Data about app and page elements
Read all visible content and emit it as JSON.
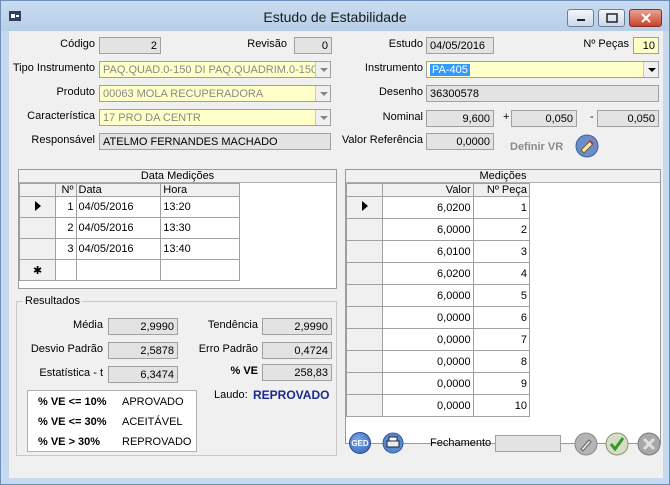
{
  "window": {
    "title": "Estudo de Estabilidade"
  },
  "header": {
    "codigo_label": "Código",
    "codigo": "2",
    "revisao_label": "Revisão",
    "revisao": "0",
    "estudo_label": "Estudo",
    "estudo": "04/05/2016",
    "npecas_label": "Nº Peças",
    "npecas": "10",
    "tipo_label": "Tipo Instrumento",
    "tipo": "PAQ.QUAD.0-150 DI   PAQ.QUADRIM.0-150",
    "instrumento_label": "Instrumento",
    "instrumento": "PA-405",
    "produto_label": "Produto",
    "produto": "00063   MOLA RECUPERADORA",
    "desenho_label": "Desenho",
    "desenho": "36300578",
    "caracteristica_label": "Característica",
    "caracteristica": "17   PRO   DA CENTR",
    "nominal_label": "Nominal",
    "nominal": "9,600",
    "plus_sign": "+",
    "tol_plus": "0,050",
    "minus_sign": "-",
    "tol_minus": "0,050",
    "responsavel_label": "Responsável",
    "responsavel": "ATELMO FERNANDES MACHADO",
    "valor_ref_label": "Valor Referência",
    "valor_ref": "0,0000",
    "definir_vr_label": "Definir VR"
  },
  "datas": {
    "title": "Data Medições",
    "columns": [
      "Nº",
      "Data",
      "Hora"
    ],
    "rows": [
      {
        "n": "1",
        "data": "04/05/2016",
        "hora": "13:20"
      },
      {
        "n": "2",
        "data": "04/05/2016",
        "hora": "13:30"
      },
      {
        "n": "3",
        "data": "04/05/2016",
        "hora": "13:40"
      }
    ],
    "new_row_marker": "✱"
  },
  "medicoes": {
    "title": "Medições",
    "columns": [
      "Valor",
      "Nº Peça"
    ],
    "rows": [
      {
        "valor": "6,0200",
        "peca": "1"
      },
      {
        "valor": "6,0000",
        "peca": "2"
      },
      {
        "valor": "6,0100",
        "peca": "3"
      },
      {
        "valor": "6,0200",
        "peca": "4"
      },
      {
        "valor": "6,0000",
        "peca": "5"
      },
      {
        "valor": "0,0000",
        "peca": "6"
      },
      {
        "valor": "0,0000",
        "peca": "7"
      },
      {
        "valor": "0,0000",
        "peca": "8"
      },
      {
        "valor": "0,0000",
        "peca": "9"
      },
      {
        "valor": "0,0000",
        "peca": "10"
      }
    ]
  },
  "resultados": {
    "title": "Resultados",
    "media_label": "Média",
    "media": "2,9990",
    "desvio_label": "Desvio Padrão",
    "desvio": "2,5878",
    "estatistica_label": "Estatística - t",
    "estatistica": "6,3474",
    "tendencia_label": "Tendência",
    "tendencia": "2,9990",
    "erro_label": "Erro Padrão",
    "erro": "0,4724",
    "ve_label": "% VE",
    "ve": "258,83",
    "laudo_label": "Laudo:",
    "laudo": "REPROVADO",
    "legend": [
      {
        "cond": "% VE <= 10%",
        "text": "APROVADO"
      },
      {
        "cond": "% VE <= 30%",
        "text": "ACEITÁVEL"
      },
      {
        "cond": "% VE  > 30%",
        "text": "REPROVADO"
      }
    ]
  },
  "footer": {
    "ged_label": "GED",
    "fechamento_label": "Fechamento",
    "fechamento": ""
  },
  "colors": {
    "laudo": "#1a2a8c",
    "accent": "#3399ff"
  }
}
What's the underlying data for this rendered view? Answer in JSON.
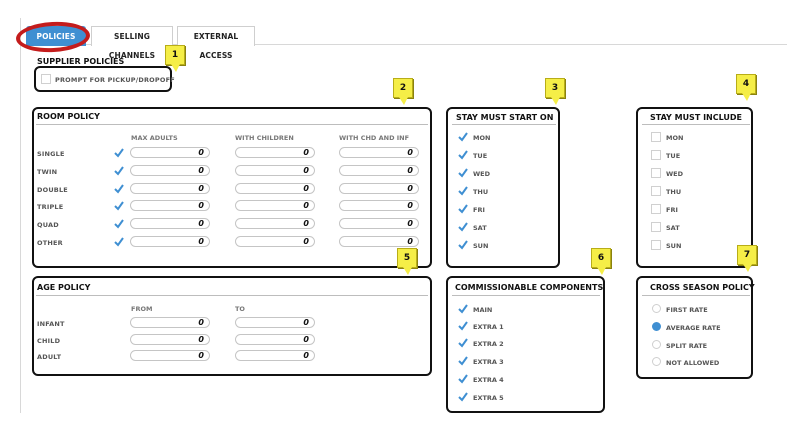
{
  "tabs": [
    {
      "label": "POLICIES",
      "active": true
    },
    {
      "label": "SELLING CHANNELS",
      "active": false
    },
    {
      "label": "EXTERNAL ACCESS",
      "active": false
    }
  ],
  "colors": {
    "accent": "#3f8fd2",
    "callout": "#f5ee47",
    "highlight_ring": "#c41c1c"
  },
  "supplier": {
    "title": "SUPPLIER POLICIES",
    "prompt_label": "PROMPT FOR PICKUP/DROPOFF",
    "prompt_checked": false,
    "callout": "1"
  },
  "room": {
    "title": "ROOM POLICY",
    "callout": "2",
    "columns": [
      "MAX ADULTS",
      "WITH CHILDREN",
      "WITH CHD AND INF"
    ],
    "rows": [
      {
        "label": "SINGLE",
        "checked": true,
        "values": [
          "0",
          "0",
          "0"
        ]
      },
      {
        "label": "TWIN",
        "checked": true,
        "values": [
          "0",
          "0",
          "0"
        ]
      },
      {
        "label": "DOUBLE",
        "checked": true,
        "values": [
          "0",
          "0",
          "0"
        ]
      },
      {
        "label": "TRIPLE",
        "checked": true,
        "values": [
          "0",
          "0",
          "0"
        ]
      },
      {
        "label": "QUAD",
        "checked": true,
        "values": [
          "0",
          "0",
          "0"
        ]
      },
      {
        "label": "OTHER",
        "checked": true,
        "values": [
          "0",
          "0",
          "0"
        ]
      }
    ]
  },
  "stay_start": {
    "title": "STAY MUST START ON",
    "callout": "3",
    "days": [
      {
        "label": "MON",
        "checked": true
      },
      {
        "label": "TUE",
        "checked": true
      },
      {
        "label": "WED",
        "checked": true
      },
      {
        "label": "THU",
        "checked": true
      },
      {
        "label": "FRI",
        "checked": true
      },
      {
        "label": "SAT",
        "checked": true
      },
      {
        "label": "SUN",
        "checked": true
      }
    ]
  },
  "stay_include": {
    "title": "STAY MUST INCLUDE",
    "callout": "4",
    "days": [
      {
        "label": "MON",
        "checked": false
      },
      {
        "label": "TUE",
        "checked": false
      },
      {
        "label": "WED",
        "checked": false
      },
      {
        "label": "THU",
        "checked": false
      },
      {
        "label": "FRI",
        "checked": false
      },
      {
        "label": "SAT",
        "checked": false
      },
      {
        "label": "SUN",
        "checked": false
      }
    ]
  },
  "age": {
    "title": "AGE POLICY",
    "callout": "5",
    "columns": [
      "FROM",
      "TO"
    ],
    "rows": [
      {
        "label": "INFANT",
        "values": [
          "0",
          "0"
        ]
      },
      {
        "label": "CHILD",
        "values": [
          "0",
          "0"
        ]
      },
      {
        "label": "ADULT",
        "values": [
          "0",
          "0"
        ]
      }
    ]
  },
  "components": {
    "title": "COMMISSIONABLE COMPONENTS",
    "callout": "6",
    "items": [
      {
        "label": "MAIN",
        "checked": true
      },
      {
        "label": "EXTRA 1",
        "checked": true
      },
      {
        "label": "EXTRA 2",
        "checked": true
      },
      {
        "label": "EXTRA 3",
        "checked": true
      },
      {
        "label": "EXTRA 4",
        "checked": true
      },
      {
        "label": "EXTRA 5",
        "checked": true
      }
    ]
  },
  "cross_season": {
    "title": "CROSS SEASON POLICY",
    "callout": "7",
    "options": [
      {
        "label": "FIRST RATE",
        "selected": false
      },
      {
        "label": "AVERAGE RATE",
        "selected": true
      },
      {
        "label": "SPLIT RATE",
        "selected": false
      },
      {
        "label": "NOT ALLOWED",
        "selected": false
      }
    ]
  }
}
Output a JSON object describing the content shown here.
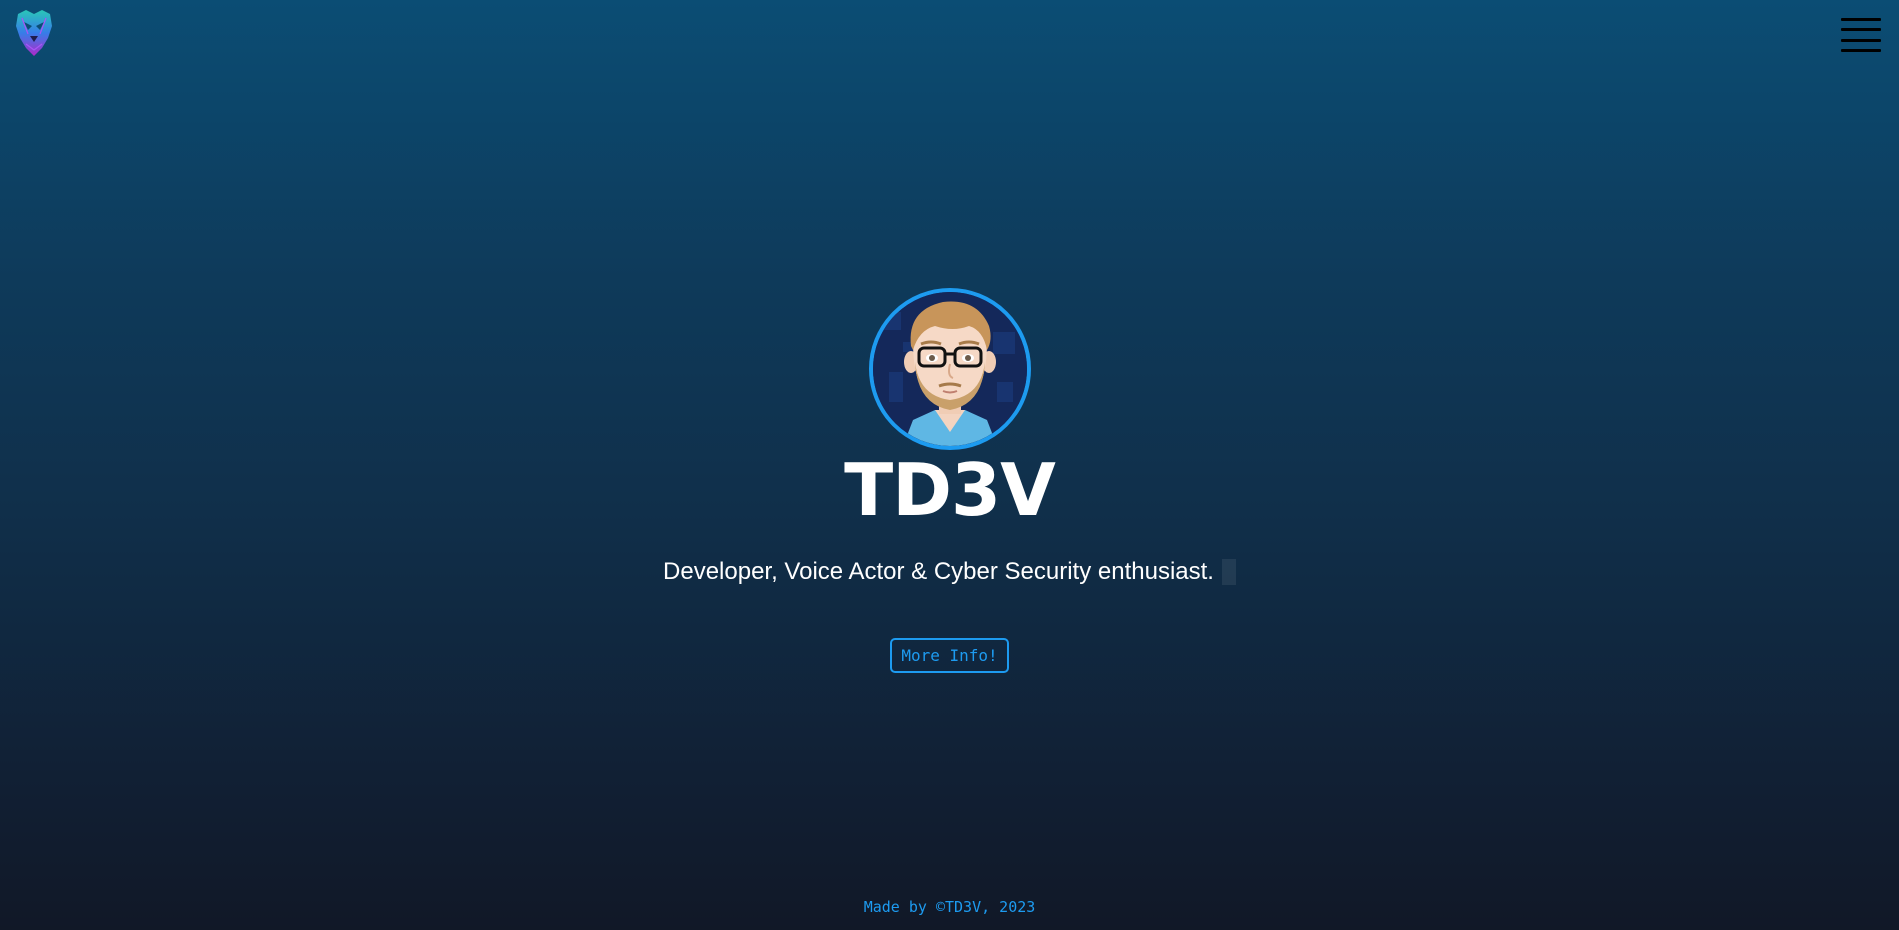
{
  "header": {
    "logo_icon": "tiger-head-logo-icon",
    "menu_icon": "hamburger-menu-icon"
  },
  "hero": {
    "avatar_icon": "avatar-illustration",
    "title": "TD3V",
    "subtitle": "Developer, Voice Actor & Cyber Security enthusiast.",
    "button_label": "More Info!"
  },
  "footer": {
    "text": "Made by ©TD3V, 2023"
  },
  "colors": {
    "accent": "#1d9bf0",
    "background_top": "#0b4d74",
    "background_bottom": "#111827",
    "text": "#ffffff"
  }
}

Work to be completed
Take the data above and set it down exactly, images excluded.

Task response
Read all visible content and emit it as JSON.
{
  "window": {
    "title": "Estudo de Estabilidade"
  },
  "header": {
    "codigo_label": "Código",
    "codigo": "2",
    "revisao_label": "Revisão",
    "revisao": "0",
    "estudo_label": "Estudo",
    "estudo": "04/05/2016",
    "npecas_label": "Nº Peças",
    "npecas": "10",
    "tipo_label": "Tipo Instrumento",
    "tipo": "PAQ.QUAD.0-150 DI   PAQ.QUADRIM.0-150",
    "instrumento_label": "Instrumento",
    "instrumento": "PA-405",
    "produto_label": "Produto",
    "produto": "00063   MOLA RECUPERADORA",
    "desenho_label": "Desenho",
    "desenho": "36300578",
    "caracteristica_label": "Característica",
    "caracteristica": "17   PRO   DA CENTR",
    "nominal_label": "Nominal",
    "nominal": "9,600",
    "plus_sign": "+",
    "tol_plus": "0,050",
    "minus_sign": "-",
    "tol_minus": "0,050",
    "responsavel_label": "Responsável",
    "responsavel": "ATELMO FERNANDES MACHADO",
    "valor_ref_label": "Valor Referência",
    "valor_ref": "0,0000",
    "definir_vr_label": "Definir VR"
  },
  "datas": {
    "title": "Data Medições",
    "columns": [
      "Nº",
      "Data",
      "Hora"
    ],
    "rows": [
      {
        "n": "1",
        "data": "04/05/2016",
        "hora": "13:20"
      },
      {
        "n": "2",
        "data": "04/05/2016",
        "hora": "13:30"
      },
      {
        "n": "3",
        "data": "04/05/2016",
        "hora": "13:40"
      }
    ],
    "new_row_marker": "✱"
  },
  "medicoes": {
    "title": "Medições",
    "columns": [
      "Valor",
      "Nº Peça"
    ],
    "rows": [
      {
        "valor": "6,0200",
        "peca": "1"
      },
      {
        "valor": "6,0000",
        "peca": "2"
      },
      {
        "valor": "6,0100",
        "peca": "3"
      },
      {
        "valor": "6,0200",
        "peca": "4"
      },
      {
        "valor": "6,0000",
        "peca": "5"
      },
      {
        "valor": "0,0000",
        "peca": "6"
      },
      {
        "valor": "0,0000",
        "peca": "7"
      },
      {
        "valor": "0,0000",
        "peca": "8"
      },
      {
        "valor": "0,0000",
        "peca": "9"
      },
      {
        "valor": "0,0000",
        "peca": "10"
      }
    ]
  },
  "resultados": {
    "title": "Resultados",
    "media_label": "Média",
    "media": "2,9990",
    "desvio_label": "Desvio Padrão",
    "desvio": "2,5878",
    "estatistica_label": "Estatística - t",
    "estatistica": "6,3474",
    "tendencia_label": "Tendência",
    "tendencia": "2,9990",
    "erro_label": "Erro Padrão",
    "erro": "0,4724",
    "ve_label": "% VE",
    "ve": "258,83",
    "laudo_label": "Laudo:",
    "laudo": "REPROVADO",
    "legend": [
      {
        "cond": "% VE <= 10%",
        "text": "APROVADO"
      },
      {
        "cond": "% VE <= 30%",
        "text": "ACEITÁVEL"
      },
      {
        "cond": "% VE  > 30%",
        "text": "REPROVADO"
      }
    ]
  },
  "footer": {
    "ged_label": "GED",
    "fechamento_label": "Fechamento",
    "fechamento": ""
  },
  "colors": {
    "laudo": "#1a2a8c",
    "accent": "#3399ff"
  }
}
What's the underlying data for this rendered view? Answer in JSON.
{
  "tabs": [
    {
      "label": "POLICIES",
      "active": true
    },
    {
      "label": "SELLING CHANNELS",
      "active": false
    },
    {
      "label": "EXTERNAL ACCESS",
      "active": false
    }
  ],
  "colors": {
    "accent": "#3f8fd2",
    "callout": "#f5ee47",
    "highlight_ring": "#c41c1c"
  },
  "supplier": {
    "title": "SUPPLIER POLICIES",
    "prompt_label": "PROMPT FOR PICKUP/DROPOFF",
    "prompt_checked": false,
    "callout": "1"
  },
  "room": {
    "title": "ROOM POLICY",
    "callout": "2",
    "columns": [
      "MAX ADULTS",
      "WITH CHILDREN",
      "WITH CHD AND INF"
    ],
    "rows": [
      {
        "label": "SINGLE",
        "checked": true,
        "values": [
          "0",
          "0",
          "0"
        ]
      },
      {
        "label": "TWIN",
        "checked": true,
        "values": [
          "0",
          "0",
          "0"
        ]
      },
      {
        "label": "DOUBLE",
        "checked": true,
        "values": [
          "0",
          "0",
          "0"
        ]
      },
      {
        "label": "TRIPLE",
        "checked": true,
        "values": [
          "0",
          "0",
          "0"
        ]
      },
      {
        "label": "QUAD",
        "checked": true,
        "values": [
          "0",
          "0",
          "0"
        ]
      },
      {
        "label": "OTHER",
        "checked": true,
        "values": [
          "0",
          "0",
          "0"
        ]
      }
    ]
  },
  "stay_start": {
    "title": "STAY MUST START ON",
    "callout": "3",
    "days": [
      {
        "label": "MON",
        "checked": true
      },
      {
        "label": "TUE",
        "checked": true
      },
      {
        "label": "WED",
        "checked": true
      },
      {
        "label": "THU",
        "checked": true
      },
      {
        "label": "FRI",
        "checked": true
      },
      {
        "label": "SAT",
        "checked": true
      },
      {
        "label": "SUN",
        "checked": true
      }
    ]
  },
  "stay_include": {
    "title": "STAY MUST INCLUDE",
    "callout": "4",
    "days": [
      {
        "label": "MON",
        "checked": false
      },
      {
        "label": "TUE",
        "checked": false
      },
      {
        "label": "WED",
        "checked": false
      },
      {
        "label": "THU",
        "checked": false
      },
      {
        "label": "FRI",
        "checked": false
      },
      {
        "label": "SAT",
        "checked": false
      },
      {
        "label": "SUN",
        "checked": false
      }
    ]
  },
  "age": {
    "title": "AGE POLICY",
    "callout": "5",
    "columns": [
      "FROM",
      "TO"
    ],
    "rows": [
      {
        "label": "INFANT",
        "values": [
          "0",
          "0"
        ]
      },
      {
        "label": "CHILD",
        "values": [
          "0",
          "0"
        ]
      },
      {
        "label": "ADULT",
        "values": [
          "0",
          "0"
        ]
      }
    ]
  },
  "components": {
    "title": "COMMISSIONABLE COMPONENTS",
    "callout": "6",
    "items": [
      {
        "label": "MAIN",
        "checked": true
      },
      {
        "label": "EXTRA 1",
        "checked": true
      },
      {
        "label": "EXTRA 2",
        "checked": true
      },
      {
        "label": "EXTRA 3",
        "checked": true
      },
      {
        "label": "EXTRA 4",
        "checked": true
      },
      {
        "label": "EXTRA 5",
        "checked": true
      }
    ]
  },
  "cross_season": {
    "title": "CROSS SEASON POLICY",
    "callout": "7",
    "options": [
      {
        "label": "FIRST RATE",
        "selected": false
      },
      {
        "label": "AVERAGE RATE",
        "selected": true
      },
      {
        "label": "SPLIT RATE",
        "selected": false
      },
      {
        "label": "NOT ALLOWED",
        "selected": false
      }
    ]
  }
}
Output a JSON object describing the content shown here.
{
  "header": {
    "logo_icon": "tiger-head-logo-icon",
    "menu_icon": "hamburger-menu-icon"
  },
  "hero": {
    "avatar_icon": "avatar-illustration",
    "title": "TD3V",
    "subtitle": "Developer, Voice Actor & Cyber Security enthusiast.",
    "button_label": "More Info!"
  },
  "footer": {
    "text": "Made by ©TD3V, 2023"
  },
  "colors": {
    "accent": "#1d9bf0",
    "background_top": "#0b4d74",
    "background_bottom": "#111827",
    "text": "#ffffff"
  }
}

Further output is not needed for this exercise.